The students – all from Covington – are participating in a summer research program at Tokyo Denki University (TDU) funded by a grant from the National Science Foundation. They will depart for Japan on June 20.
Southeastern has a reciprocal relationship with TDU scientists dating back several years, said Physics Professor Sanichiro Yoshida, who obtained the NSF grant to provide international research opportunities for Louisiana students.
Participating in the experience this year are chemistry majors David Strickland, Lauryn Winstead, Brittany Williamson and computer science major Justin Wright. The students are currently preparing for the trip by reading scientific papers related to the research they will be performing and studying the basics of Japanese language and culture.
Strickland and Winstead will be working collaboratively with Japanese scientists and students to evaluate the strength and adhesive qualities of materials used in prosthetics and medical implants. The research will use laser optical interferometry, a technique that Yoshida has worked with most of his professional life and in which he holds two patents.
Wright and Williamson will also be using laser interferometry to evaluate stress states of different materials.
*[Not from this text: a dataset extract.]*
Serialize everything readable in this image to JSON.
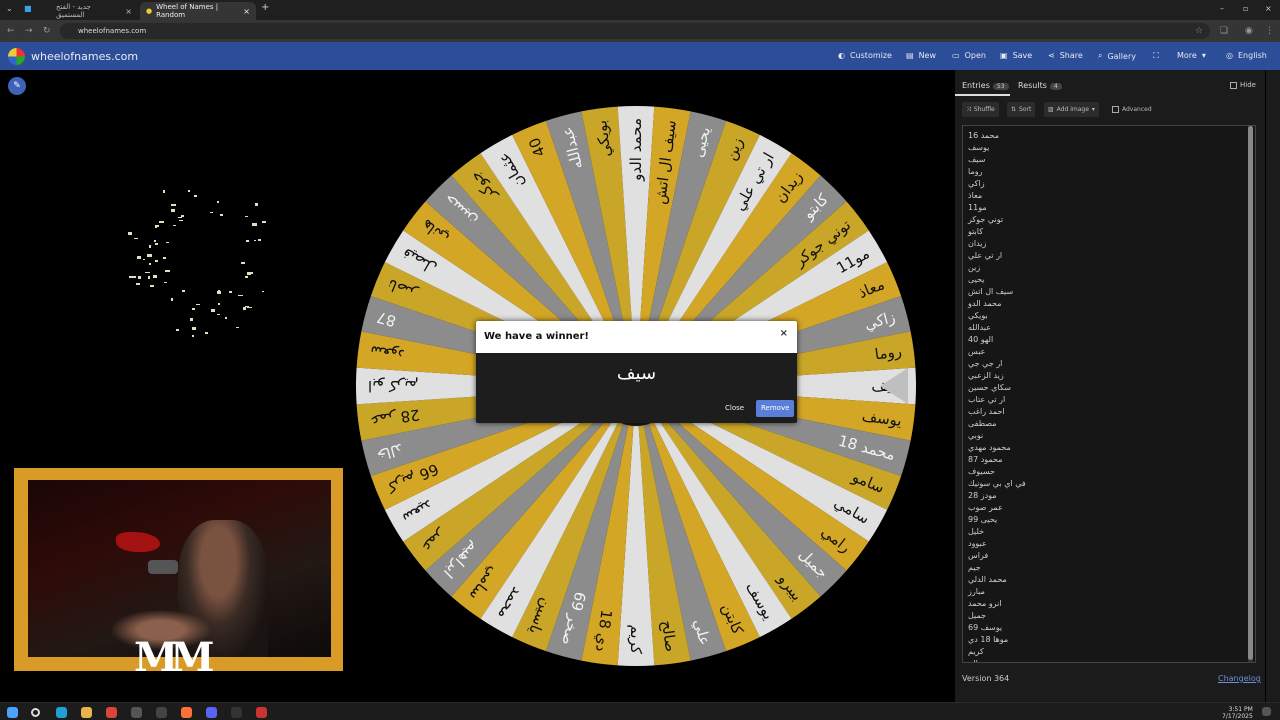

Laser interferometry can make minute measurements and can help detect structural weaknesses in various materials.
Yoshida said the students were selected based upon their motivation, a written application, letters of recommendation, academic performance and an interview by a Southeastern search committee.
Undergraduate students at most Japanese universities are required to perform research and prepare a thesis, Yoshida explained. The Southeastern students, he said, will be exposed to an intense research environment at TDU.
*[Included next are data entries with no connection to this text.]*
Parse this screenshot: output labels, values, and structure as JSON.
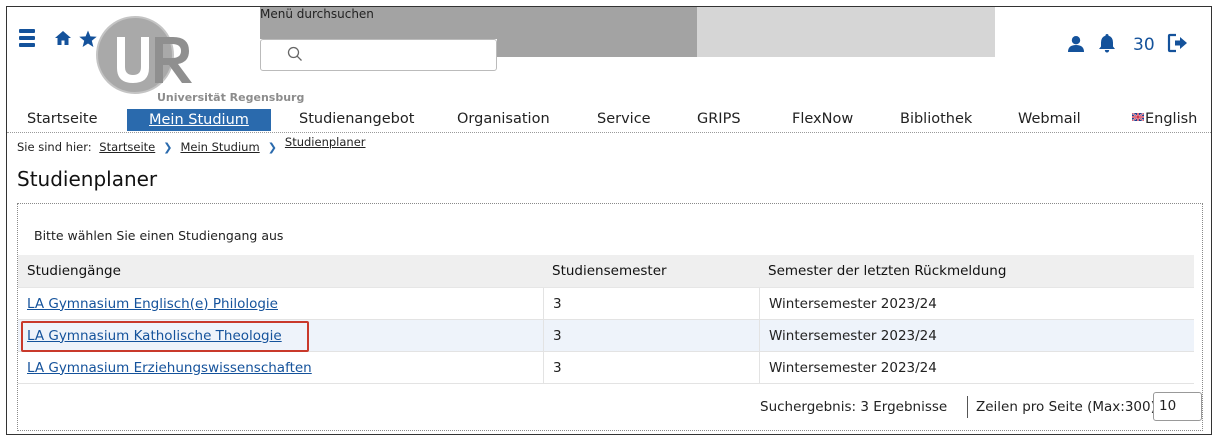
{
  "header": {
    "logo_letters": "UR",
    "logo_caption": "Universität Regensburg",
    "search": {
      "label": "Menü durchsuchen",
      "value": "",
      "placeholder": ""
    },
    "notification_count": "30",
    "icons": [
      "menu-icon",
      "home-icon",
      "star-icon",
      "search-icon",
      "user-icon",
      "bell-icon",
      "logout-icon"
    ]
  },
  "nav": {
    "items": [
      {
        "label": "Startseite"
      },
      {
        "label": "Mein Studium",
        "active": true
      },
      {
        "label": "Studienangebot"
      },
      {
        "label": "Organisation"
      },
      {
        "label": "Service"
      },
      {
        "label": "GRIPS"
      },
      {
        "label": "FlexNow"
      },
      {
        "label": "Bibliothek"
      },
      {
        "label": "Webmail"
      },
      {
        "label": "English"
      }
    ]
  },
  "breadcrumb": {
    "prefix": "Sie sind hier:",
    "items": [
      "Startseite",
      "Mein Studium",
      "Studienplaner"
    ]
  },
  "page": {
    "title": "Studienplaner",
    "prompt": "Bitte wählen Sie einen Studiengang aus"
  },
  "table": {
    "headers": [
      "Studiengänge",
      "Studiensemester",
      "Semester der letzten Rückmeldung"
    ],
    "rows": [
      {
        "program": "LA Gymnasium Englisch(e) Philologie",
        "semester": "3",
        "last_registration": "Wintersemester 2023/24"
      },
      {
        "program": "LA Gymnasium Katholische Theologie",
        "semester": "3",
        "last_registration": "Wintersemester 2023/24"
      },
      {
        "program": "LA Gymnasium Erziehungswissenschaften",
        "semester": "3",
        "last_registration": "Wintersemester 2023/24"
      }
    ]
  },
  "footer": {
    "results": "Suchergebnis: 3 Ergebnisse",
    "rows_per_page_label": "Zeilen pro Seite (Max:300)",
    "rows_per_page_value": "10"
  },
  "colors": {
    "brand_blue": "#14529b",
    "active_nav": "#2a6aad",
    "highlight_border": "#c9392b"
  }
}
"The exposure these students receive will likely have a considerable impact on them and their future careers," said Yoshida, a native of Japan and an engineering graduate of Keio University in Tokyo. "TDU's Department of Mechanical Engineering has world class facilities and equipment, and the opportunity to interact with the Japanese scientists and students will be invaluable."
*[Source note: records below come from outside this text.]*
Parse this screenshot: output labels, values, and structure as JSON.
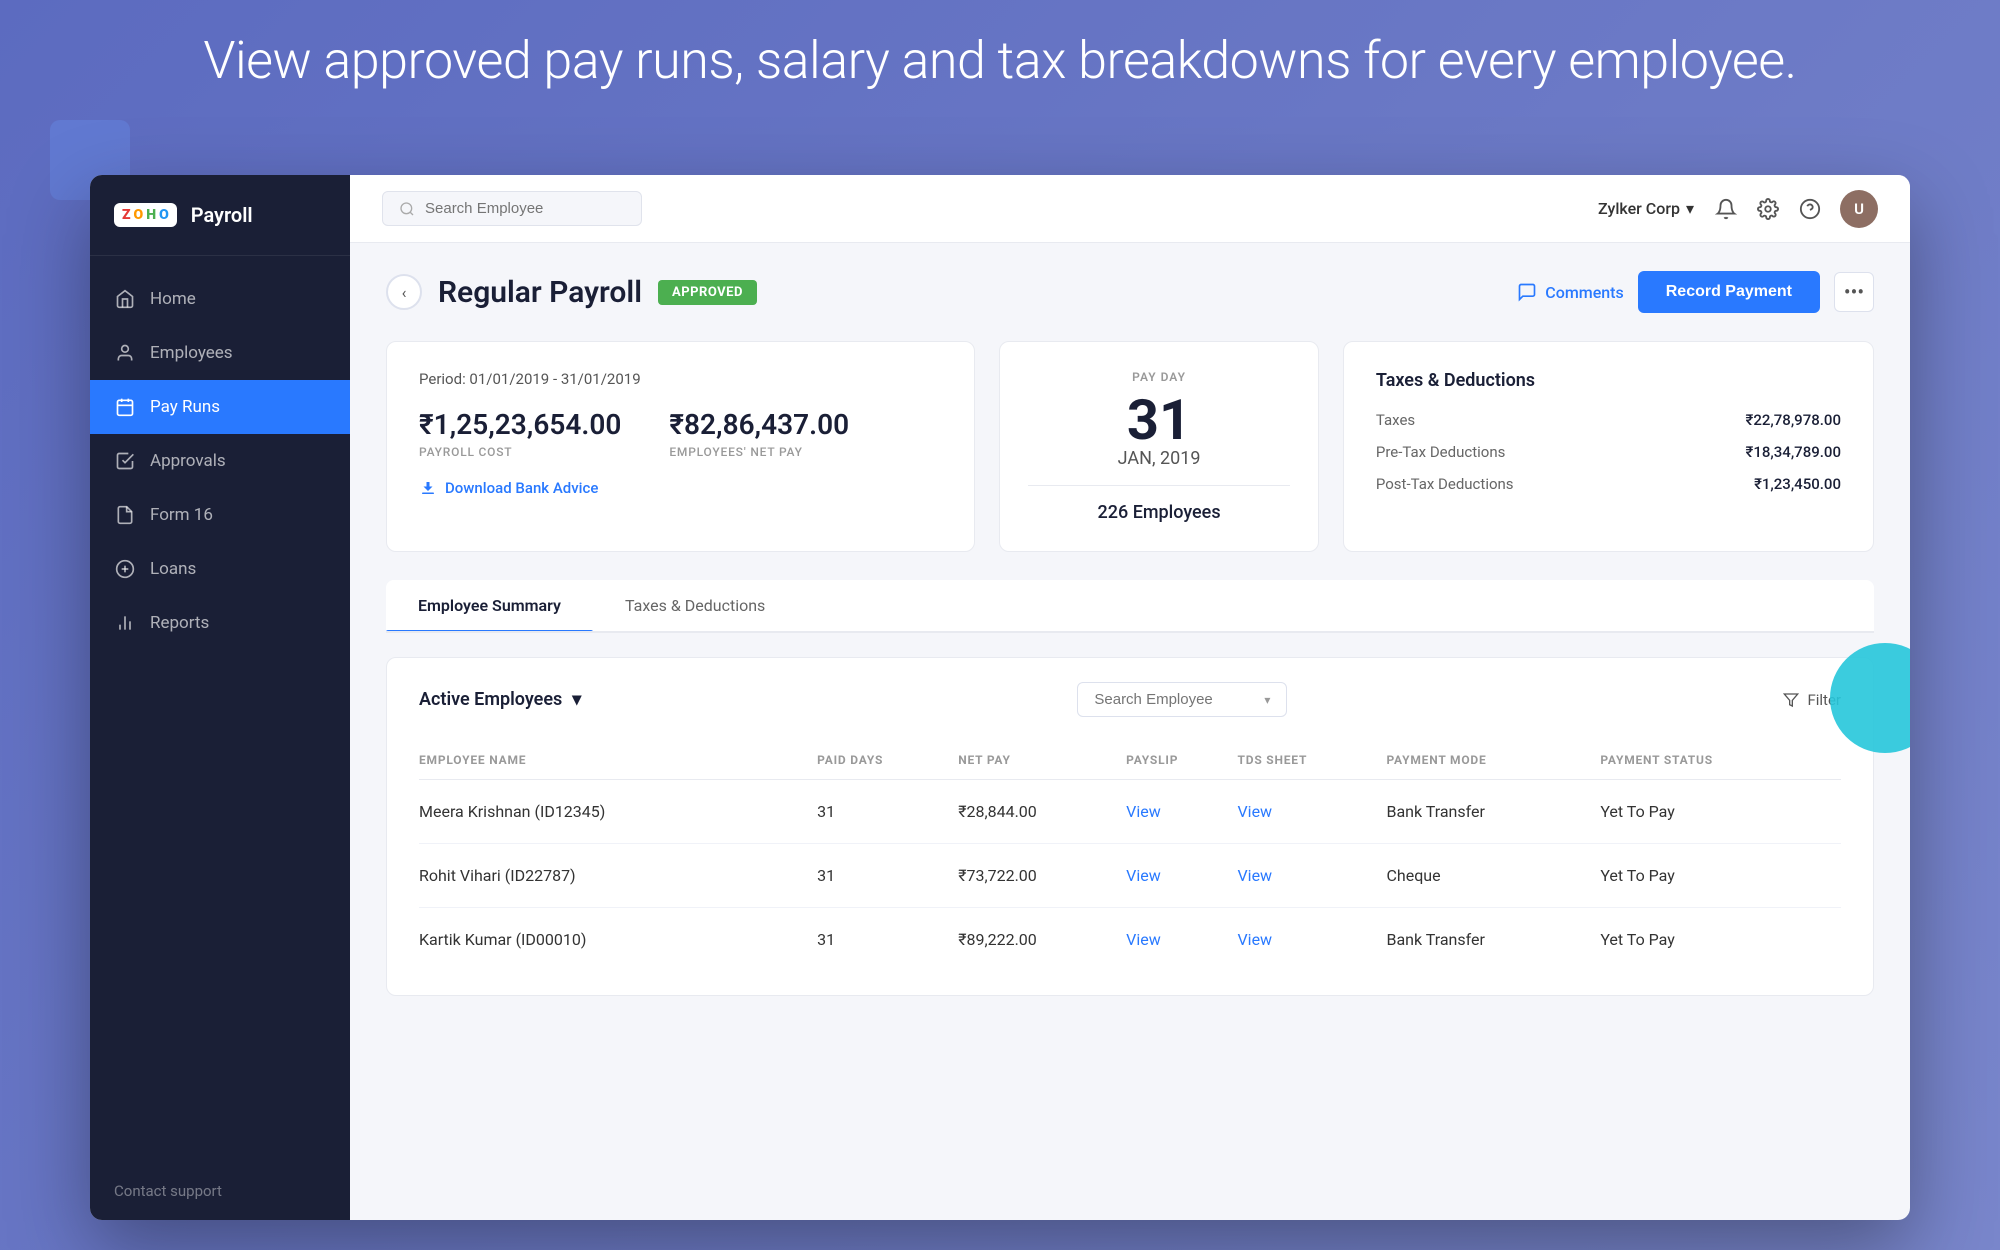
{
  "hero": {
    "text": "View approved pay runs, salary and tax breakdowns for every employee."
  },
  "sidebar": {
    "logo": {
      "z": "Z",
      "o": "O",
      "h": "H",
      "o2": "O",
      "payroll": "Payroll"
    },
    "nav": [
      {
        "id": "home",
        "label": "Home",
        "icon": "home"
      },
      {
        "id": "employees",
        "label": "Employees",
        "icon": "person"
      },
      {
        "id": "payruns",
        "label": "Pay Runs",
        "icon": "calendar",
        "active": true
      },
      {
        "id": "approvals",
        "label": "Approvals",
        "icon": "check-square"
      },
      {
        "id": "form16",
        "label": "Form 16",
        "icon": "file"
      },
      {
        "id": "loans",
        "label": "Loans",
        "icon": "dollar-circle"
      },
      {
        "id": "reports",
        "label": "Reports",
        "icon": "bar-chart"
      }
    ],
    "footer": "Contact support"
  },
  "topbar": {
    "search_placeholder": "Search Employee",
    "company": "Zylker Corp",
    "avatar_initials": "U"
  },
  "page": {
    "back_label": "‹",
    "title": "Regular Payroll",
    "badge": "APPROVED",
    "comments_label": "Comments",
    "record_payment_label": "Record Payment",
    "more_icon": "•••"
  },
  "payroll_card": {
    "period": "Period: 01/01/2019 - 31/01/2019",
    "payroll_cost": "₹1,25,23,654.00",
    "payroll_cost_label": "PAYROLL COST",
    "net_pay": "₹82,86,437.00",
    "net_pay_label": "EMPLOYEES' NET PAY",
    "download_label": "Download Bank Advice"
  },
  "payday_card": {
    "label": "PAY DAY",
    "day": "31",
    "month": "JAN, 2019",
    "employees": "226 Employees"
  },
  "taxes_card": {
    "title": "Taxes & Deductions",
    "rows": [
      {
        "name": "Taxes",
        "value": "₹22,78,978.00"
      },
      {
        "name": "Pre-Tax Deductions",
        "value": "₹18,34,789.00"
      },
      {
        "name": "Post-Tax Deductions",
        "value": "₹1,23,450.00"
      }
    ]
  },
  "tabs": [
    {
      "id": "employee-summary",
      "label": "Employee Summary",
      "active": true
    },
    {
      "id": "taxes-deductions",
      "label": "Taxes & Deductions",
      "active": false
    }
  ],
  "table": {
    "active_employees_label": "Active Employees",
    "search_placeholder": "Search Employee",
    "filter_label": "Filter",
    "columns": [
      "EMPLOYEE NAME",
      "PAID DAYS",
      "NET PAY",
      "PAYSLIP",
      "TDS SHEET",
      "PAYMENT MODE",
      "PAYMENT STATUS"
    ],
    "rows": [
      {
        "name": "Meera Krishnan (ID12345)",
        "paid_days": "31",
        "net_pay": "₹28,844.00",
        "payslip": "View",
        "tds_sheet": "View",
        "payment_mode": "Bank Transfer",
        "payment_status": "Yet To Pay"
      },
      {
        "name": "Rohit Vihari (ID22787)",
        "paid_days": "31",
        "net_pay": "₹73,722.00",
        "payslip": "View",
        "tds_sheet": "View",
        "payment_mode": "Cheque",
        "payment_status": "Yet To Pay"
      },
      {
        "name": "Kartik Kumar (ID00010)",
        "paid_days": "31",
        "net_pay": "₹89,222.00",
        "payslip": "View",
        "tds_sheet": "View",
        "payment_mode": "Bank Transfer",
        "payment_status": "Yet To Pay"
      }
    ]
  }
}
The students said they are excited about the trip and realize the opportunities it presents.
"This will not only allow me to learn in a completely new environment, but will also expose me to cultural differences," said Winstead, who is planning on entering the field of medicine. "I think it is very important to understand how to work productively with others, specifically those with different backgrounds. The fact that we are going to be learning so many new things at once, including language, Japanese city life, as well as a completely novel research opportunity is extremely exciting."
"This is a chance for me to learn something new, expand my knowledge and open doors for a career path," said Williamson, a senior studying forensic science.
Strickland said he definitely wants to experience the Japanese culture. "Most importantly, though, is the opportunity to go to another country and work with other scientists," he said.
"For me, as a sophomore, an internship like this will help me immensely on my career path," said Wright. "My goals also lean toward politics, so this will help me see the world in a different light. My preparation has involved studying the landmarks of Japan, learning some of the language, as well as the 'do's and don'ts' of Japanese culture, and assuring my parents I will make it back in one piece."
PREPARING FOR JAPAN -- Four Southeastern science students will travel this summer to Japan for seven weeks of research with scientists at Tokyo Denki University. The students will be conducting materials science research, in some cases working on ongoing research performed by other Southeastern students last year. Pictured from left, are: Professor of Physics Sanichiro Yoshida, students David Strickland Jr., Justin Wright, Brittany Williamson, Associate Professor of Physical Chemistry William Parkinson, and student Lauryn Winstead.